Are you searching for your first apartment? Maybe you're considering whether you should move or stay in your current home. Is it time to renew your Springs luxury apartment lease and you’re exploring your options? We’d hate to see you leave! But whatever your situation is, budget is a major factor in your final decision.
Will finding another place to live really save you money, or will many of the hidden costs eat away at your budget? Use our handySprings rent calculator along with these tips to assess your finances and determine the costs of moving.
Apartment Search Costs
When looking at apartments, you'll likely be asked to pay an application fee, which should be only enough to cover the cost of pulling your credit record and doing a background check. While the charge is relatively nominal, usually between $30 and $60, it can add up, so don't submit an application for an apartment unless it's a serious option.
Under no circumstances should you ever paya fee simply to view an apartment. This is a common scam, especially in larger cities where unscrupulous people take advantage of the competition for more desirable apartments
At a minimum, expect to pay first month's rent plus a refundable security deposit up front. This is generally standard protocol for apartment rentals, although some landlords may occasionally ask for last month's rent as well.
Security deposits are often equal to one month's rent, but they can vary from one community to the next. A security deposit is paid against potential charges due to damage caused by a resident so, if you maintain your apartment properly, the deposit will be refunded in full upon move-out.
Bringing Fido or Fluffy along? In almost all cases you'll be charged apet deposit in addition to monthly pet "rent".
Some landlords have begun charging a non-refundablemove-in fee, which is theoretically designed to cover charges incurred by the transition from one tenant to another. In some cases a move-in fee can reduce the amount of the security deposit, but in others it's a profit center for the landlord, so use good judgment.
Not to be overlooked are the costs of hiring a moving service, which can cost thousands of dollars. If you do it yourself, lost wages and used time off should also be added as a cost, as should packing materials, fuel, truck rental and meals for any friends helping out.
While30% of gross income is still the conventional yardstick for housing costs, think of it as a flexible guideline rather than a hard and fast rule.

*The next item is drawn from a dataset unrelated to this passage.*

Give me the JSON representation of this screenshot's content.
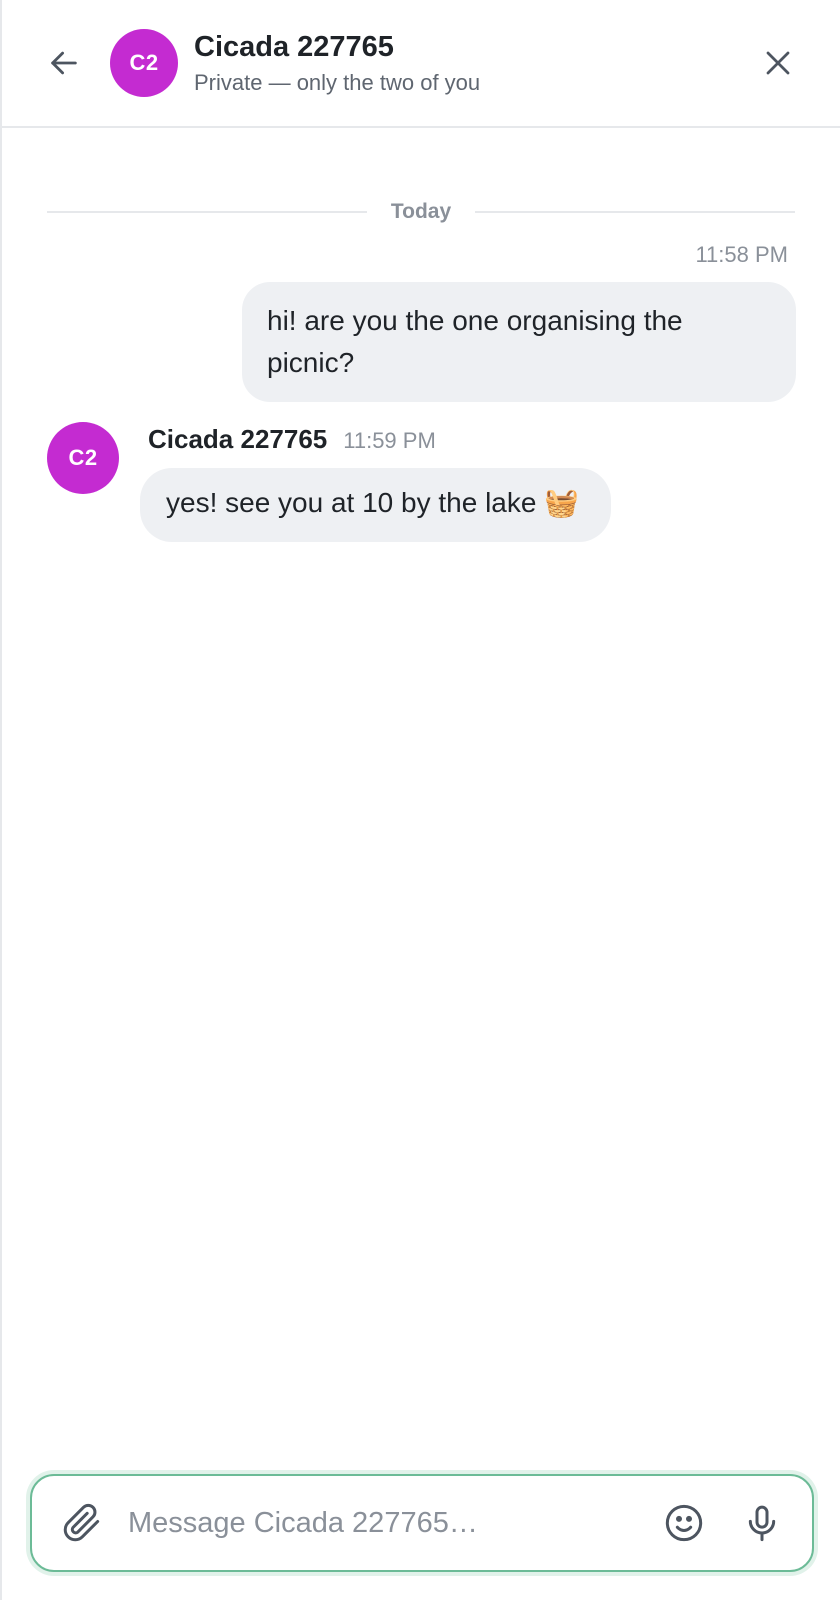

Factors such as location, family size and lifestyle can cause this number to fluctuate slightly up or down.
Make sure you know the difference between gross income, which is the full amount of your wages, and net income, which is the amount in your paycheck after deductions. Landlords and lenders considergross income when approving applications, but you may want to use net income in your calculations to allow some wiggle room.
Don't stop with rent. Monthly costs includerenters insurance, utilities, cable and internet, so these should all be included in the total amount. Many people also place a monetary value on the time it takes to organize a move. The myriad phone calls, waiting on service technicians, application processes, coordinating schedules and other factors could account for several days worth of effort (and your time is valuable).